osm-pembridges-five.pngOne of the first things I noticed when I began visiting London in the 1970s was that every single parked car had an A-Z map book in view. In this insanely complex city, streets change names every block or two - or loop back in on themselves without changing it at all. Cyclestreets' directions to travel the four miles from Euston Square to Notting Hill Gate include 37 different street names, some of which are near-identical variations of both themselves and other nearby roads. Casual sloppiness easily confuses Pembridge Villas, Road, Place, Square, and Gardens (two of these), which sound more different than they look when a car is honking behind you at an intersection. The amount of stopping, checking, and looking up the next few turns means every new trip like that takes at least double the estimated time. The payback is knowing the way the second time and beginning to turn London from a jumble of tube-linked neighborhoods into a navigable whole.

This is not, as some have suggested, trying to recreate The Knowledge, the famously comprehensive mental atlas of London street that black cab drivers must master to qualify for a license. The Knowledge, Jody Rosen wrote in 2014 for the New York Times magazine, includes more than 25,000 streets *and everything on them*, so that drivers know every location any picked-up passenger might name. Rosen's question was, does The Knowledge still matter in the time of GPS? By January 2016 the training school Rosen profiled had barely escaped closing, blaming Uber and high rents.

whitehart-path-noflood_zps3tjb19us.jpgThe Knowledge is a good start on that universal pile of data, but it must be painstakingly installed one brain at a time, with, interesting effects on the hippocampus. It's unsuitable for my purposes, since cab drivers rarely use bike paths or crossings. But I want, like them, to be able to adaptively change routes in response to traffic, construction, or flooding. Similarly, O'Beirne's snapshot of (I recognize it as) a AAA road map, though the best of its kind, is wrong for Google's needs. It's designed for maximum efficiency in planning and navigating car trips - and for transferring geographical understanding into human brains. The ultimate goal of paper maps was to enable you to do without them; the ultimate goal of Google maps and satnavs is to keep you dependent on them.

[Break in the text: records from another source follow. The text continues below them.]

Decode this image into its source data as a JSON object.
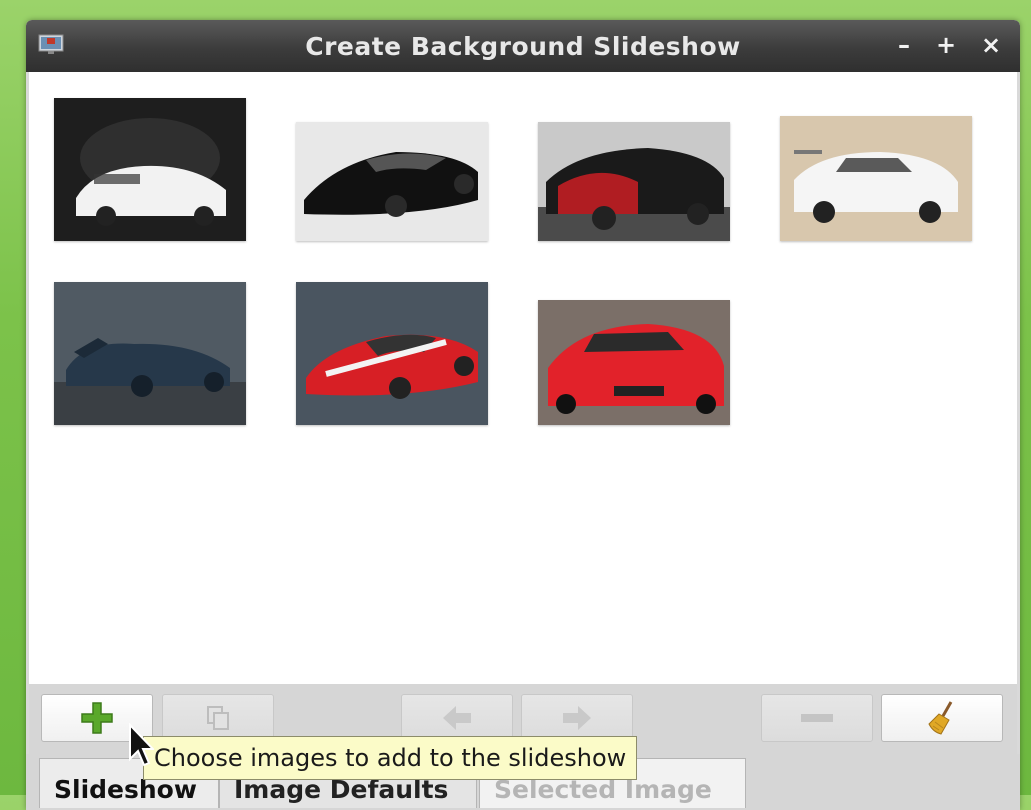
{
  "window": {
    "title": "Create Background Slideshow",
    "controls": {
      "minimize": "–",
      "maximize": "+",
      "close": "×"
    }
  },
  "thumbnails": [
    {
      "name": "thumb-white-koenigsegg",
      "bg": "#1e1e1e",
      "car": "#f2f2f2"
    },
    {
      "name": "thumb-black-lamborghini",
      "bg": "#e8e8e8",
      "car": "#111111"
    },
    {
      "name": "thumb-bugatti-veyron",
      "bg": "#c9c9c9",
      "car": "#b01d22"
    },
    {
      "name": "thumb-white-bmw",
      "bg": "#d8c7ad",
      "car": "#f5f5f5"
    },
    {
      "name": "thumb-blue-racer",
      "bg": "#505a63",
      "car": "#26384a"
    },
    {
      "name": "thumb-red-ferrari-360",
      "bg": "#4a5560",
      "car": "#d71f25"
    },
    {
      "name": "thumb-red-ferrari-599",
      "bg": "#7b6f68",
      "car": "#e2222a"
    }
  ],
  "toolbar": {
    "add_icon": "plus-icon",
    "copy_icon": "copy-icon",
    "prev_icon": "arrow-left-icon",
    "next_icon": "arrow-right-icon",
    "remove_icon": "minus-icon",
    "clear_icon": "broom-icon"
  },
  "tooltip": {
    "text": "Choose images to add to the slideshow"
  },
  "tabs": [
    {
      "label": "Slideshow"
    },
    {
      "label": "Image Defaults"
    },
    {
      "label": "Selected Image"
    }
  ],
  "colors": {
    "accent_green": "#6db83f",
    "tooltip_bg": "#fbfbc8"
  }
}
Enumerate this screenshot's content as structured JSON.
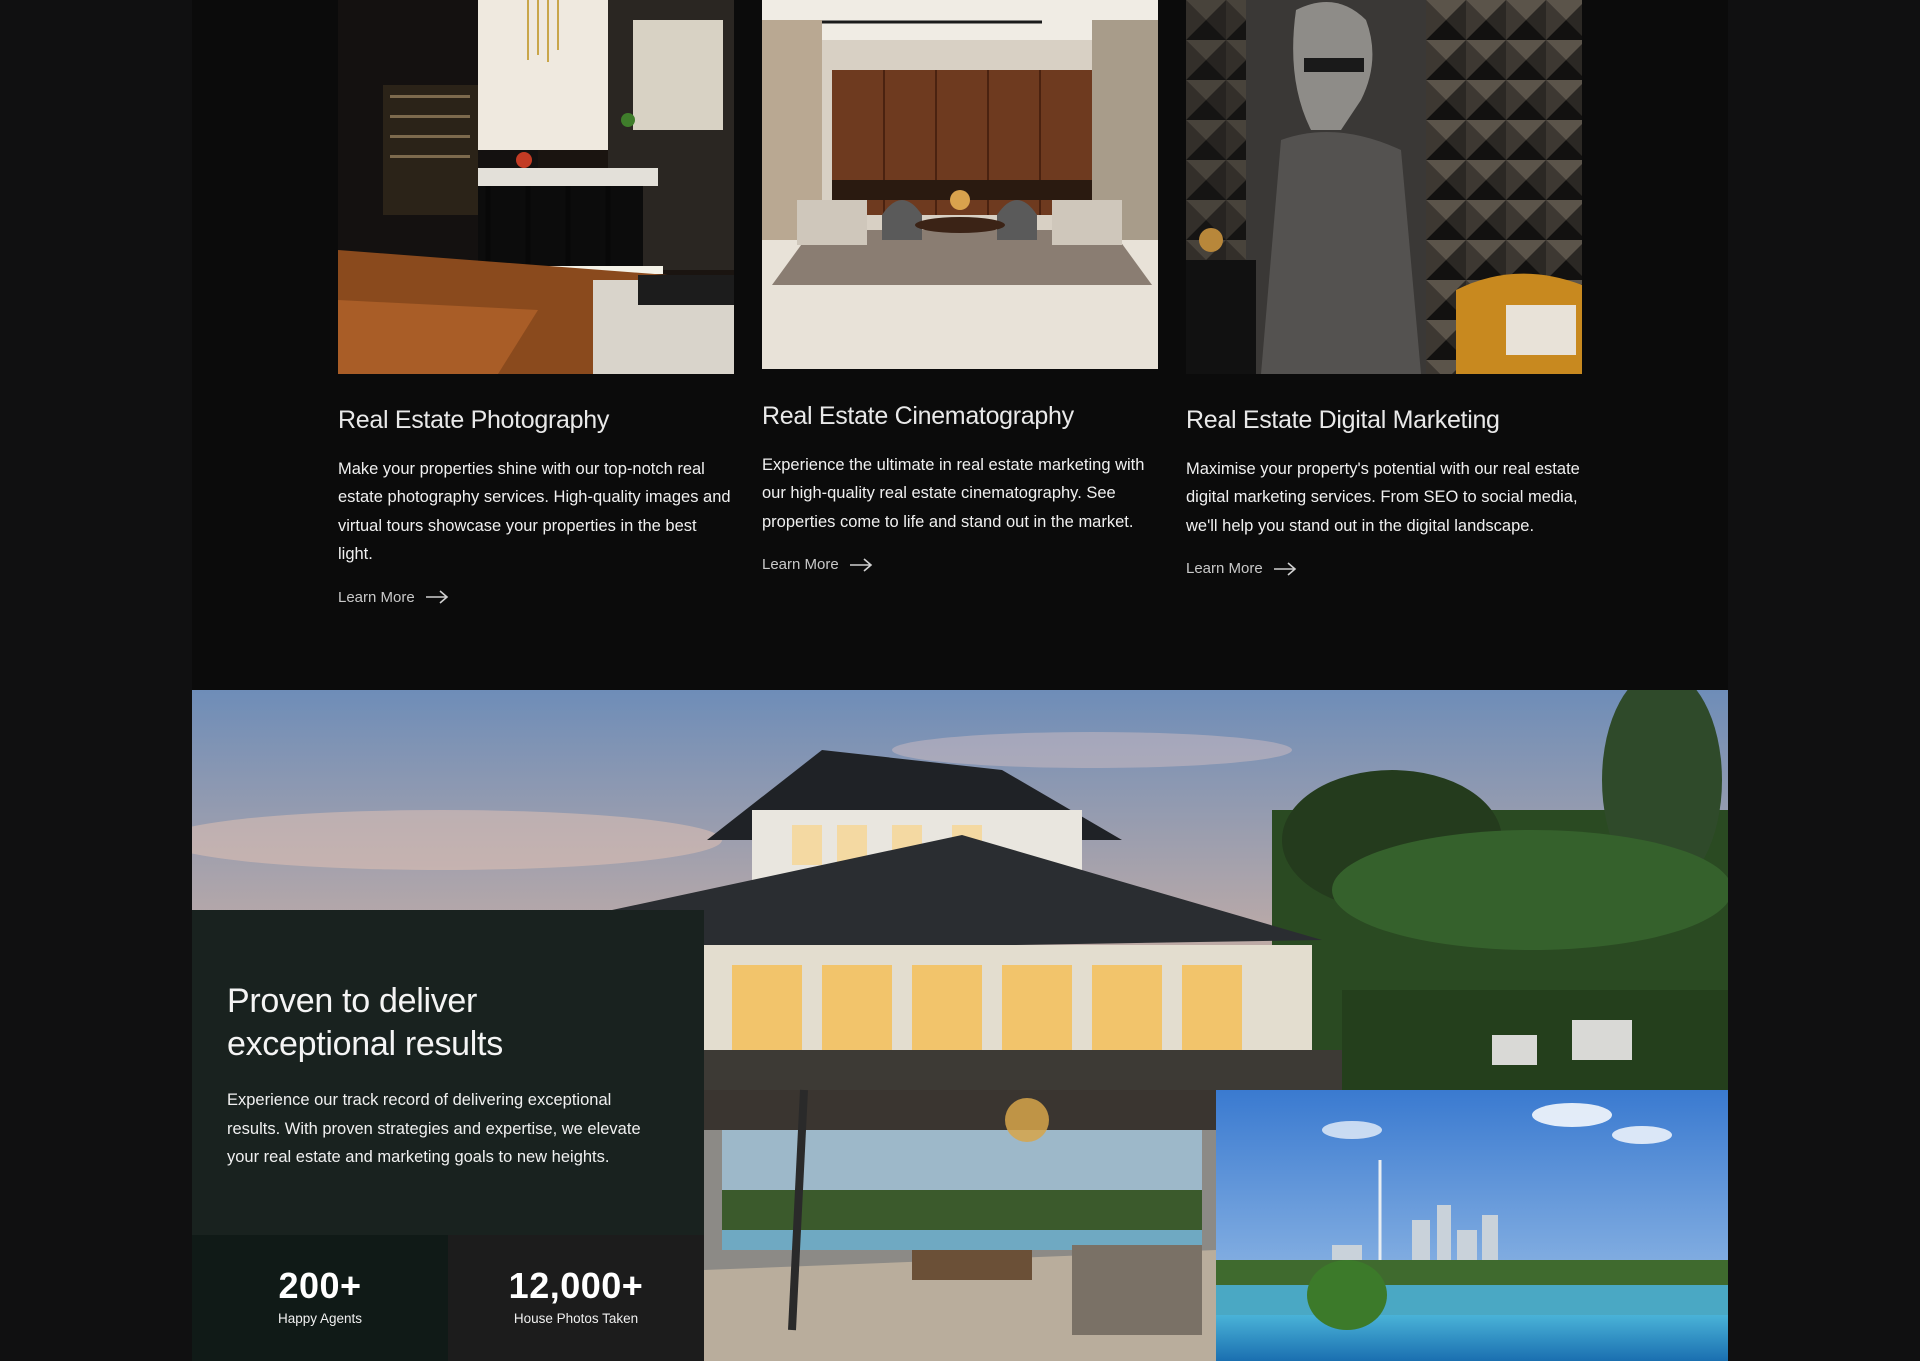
{
  "services": [
    {
      "title": "Real Estate Photography",
      "description": "Make your properties shine with our top-notch real estate photography services. High-quality images and virtual tours showcase your properties in the best light.",
      "link_label": "Learn More"
    },
    {
      "title": "Real Estate Cinematography",
      "description": "Experience the ultimate in real estate marketing with our high-quality real estate cinematography.  See properties come to life and stand out in the market.",
      "link_label": "Learn More"
    },
    {
      "title": "Real Estate Digital Marketing",
      "description": "Maximise your property's potential with our real estate digital marketing services. From SEO to social media, we'll help you stand out in the digital landscape.",
      "link_label": "Learn More"
    }
  ],
  "results": {
    "heading": "Proven to deliver exceptional results",
    "description": "Experience our track record of delivering exceptional results. With proven strategies and expertise, we elevate your real estate and marketing goals to new heights.",
    "stats": [
      {
        "value": "200+",
        "label": "Happy Agents"
      },
      {
        "value": "12,000+",
        "label": "House Photos Taken"
      }
    ]
  },
  "icons": {
    "link_arrow": "arrow-right-icon"
  },
  "colors": {
    "page_background": "#0b0b0b",
    "panel_background": "#19221f",
    "stat_dark": "#101a17",
    "stat_grey": "#1c1c1c"
  }
}
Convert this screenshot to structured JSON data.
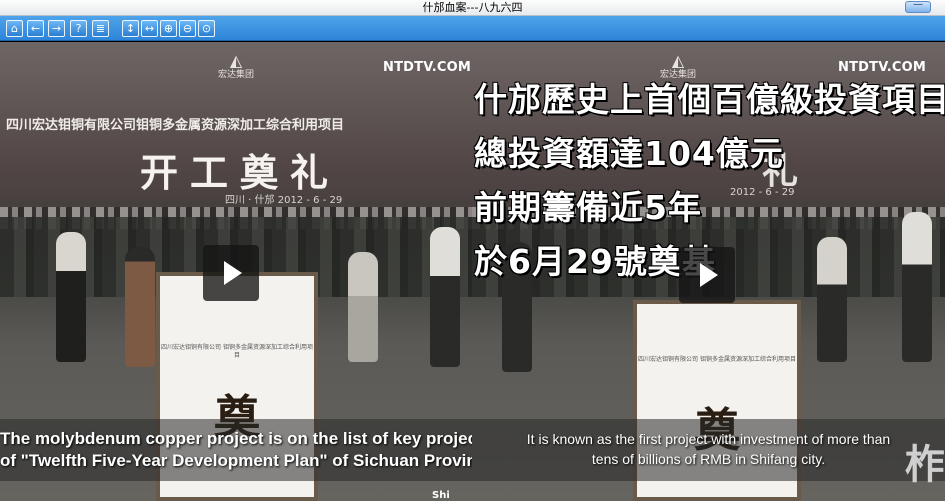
{
  "window": {
    "title": "什邡血案---八九六四",
    "min_label": "—"
  },
  "toolbar": {
    "buttons": [
      {
        "name": "home",
        "glyph": "⌂"
      },
      {
        "name": "back",
        "glyph": "←"
      },
      {
        "name": "forward",
        "glyph": "→"
      },
      {
        "name": "help",
        "glyph": "?"
      },
      {
        "name": "contents",
        "glyph": "≣"
      },
      {
        "name": "fit-height",
        "glyph": "↕"
      },
      {
        "name": "fit-width",
        "glyph": "↔"
      },
      {
        "name": "zoom-in",
        "glyph": "⊕"
      },
      {
        "name": "zoom-out",
        "glyph": "⊖"
      },
      {
        "name": "zoom-reset",
        "glyph": "⊙"
      }
    ]
  },
  "frame1": {
    "watermark": "NTDTV.COM",
    "logo_text": "宏达集团",
    "banner_line1": "四川宏达钼铜有限公司钼铜多金属资源深加工综合利用项目",
    "banner_line2": "开工奠礼",
    "banner_date": "四川 · 什邡     2012 - 6 - 29",
    "board_small": "四川宏达钼铜有限公司 钼铜多金属资源深加工综合利用项目",
    "board_big": "奠",
    "subtitle_line1": "The molybdenum copper project is on the list of key projects",
    "subtitle_line2": "of \"Twelfth Five-Year Development Plan\" of Sichuan Province.",
    "corner": "Shi"
  },
  "frame2": {
    "watermark": "NTDTV.COM",
    "logo_text": "宏达集团",
    "overlay_lines": [
      "什邡歷史上首個百億級投資項目",
      "總投資額達104億元",
      "前期籌備近5年",
      "於6月29號奠基"
    ],
    "banner_date": "2012 - 6 - 29",
    "banner_partial": "礼",
    "board_small": "四川宏达钼铜有限公司 钼铜多金属资源深加工综合利用项目",
    "board_big": "奠",
    "subtitle_line1": "It is known as the first project with investment of more than",
    "subtitle_line2": "tens of billions of RMB in Shifang city.",
    "edge_char": "柞"
  }
}
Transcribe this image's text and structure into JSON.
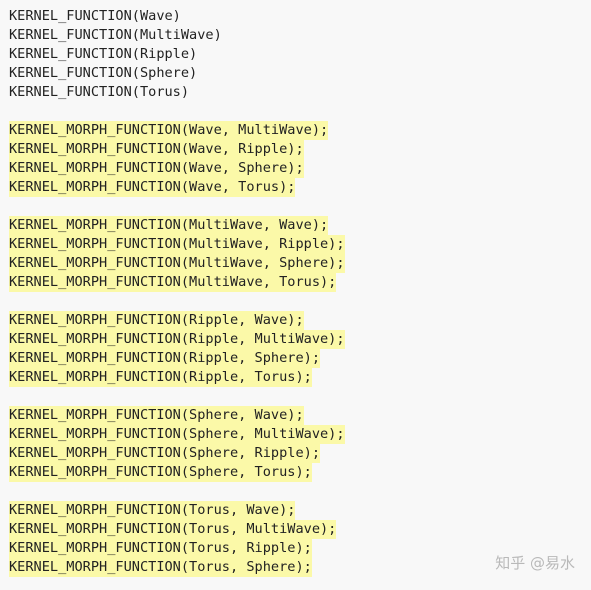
{
  "code": {
    "declarations": [
      "KERNEL_FUNCTION(Wave)",
      "KERNEL_FUNCTION(MultiWave)",
      "KERNEL_FUNCTION(Ripple)",
      "KERNEL_FUNCTION(Sphere)",
      "KERNEL_FUNCTION(Torus)"
    ],
    "morph_groups": [
      [
        "KERNEL_MORPH_FUNCTION(Wave, MultiWave);",
        "KERNEL_MORPH_FUNCTION(Wave, Ripple);",
        "KERNEL_MORPH_FUNCTION(Wave, Sphere);",
        "KERNEL_MORPH_FUNCTION(Wave, Torus);"
      ],
      [
        "KERNEL_MORPH_FUNCTION(MultiWave, Wave);",
        "KERNEL_MORPH_FUNCTION(MultiWave, Ripple);",
        "KERNEL_MORPH_FUNCTION(MultiWave, Sphere);",
        "KERNEL_MORPH_FUNCTION(MultiWave, Torus);"
      ],
      [
        "KERNEL_MORPH_FUNCTION(Ripple, Wave);",
        "KERNEL_MORPH_FUNCTION(Ripple, MultiWave);",
        "KERNEL_MORPH_FUNCTION(Ripple, Sphere);",
        "KERNEL_MORPH_FUNCTION(Ripple, Torus);"
      ],
      [
        "KERNEL_MORPH_FUNCTION(Sphere, Wave);",
        "KERNEL_MORPH_FUNCTION(Sphere, MultiWave);",
        "KERNEL_MORPH_FUNCTION(Sphere, Ripple);",
        "KERNEL_MORPH_FUNCTION(Sphere, Torus);"
      ],
      [
        "KERNEL_MORPH_FUNCTION(Torus, Wave);",
        "KERNEL_MORPH_FUNCTION(Torus, MultiWave);",
        "KERNEL_MORPH_FUNCTION(Torus, Ripple);",
        "KERNEL_MORPH_FUNCTION(Torus, Sphere);"
      ]
    ]
  },
  "watermark": "知乎 @易水",
  "colors": {
    "background": "#f8f8f8",
    "highlight": "#fbf9a8",
    "text": "#222222",
    "watermark": "#b9b9b9"
  }
}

Wendy M. Grossman is the 2013 winner of the Enigma Award. Her Web site has an extensive archive of her books, articles, and music, and an archive of earlier columns in this series. Stories about the border wars between cyberspace and real life are posted occasionally during the week at the net.wars Pinboard - or follow on Twitter.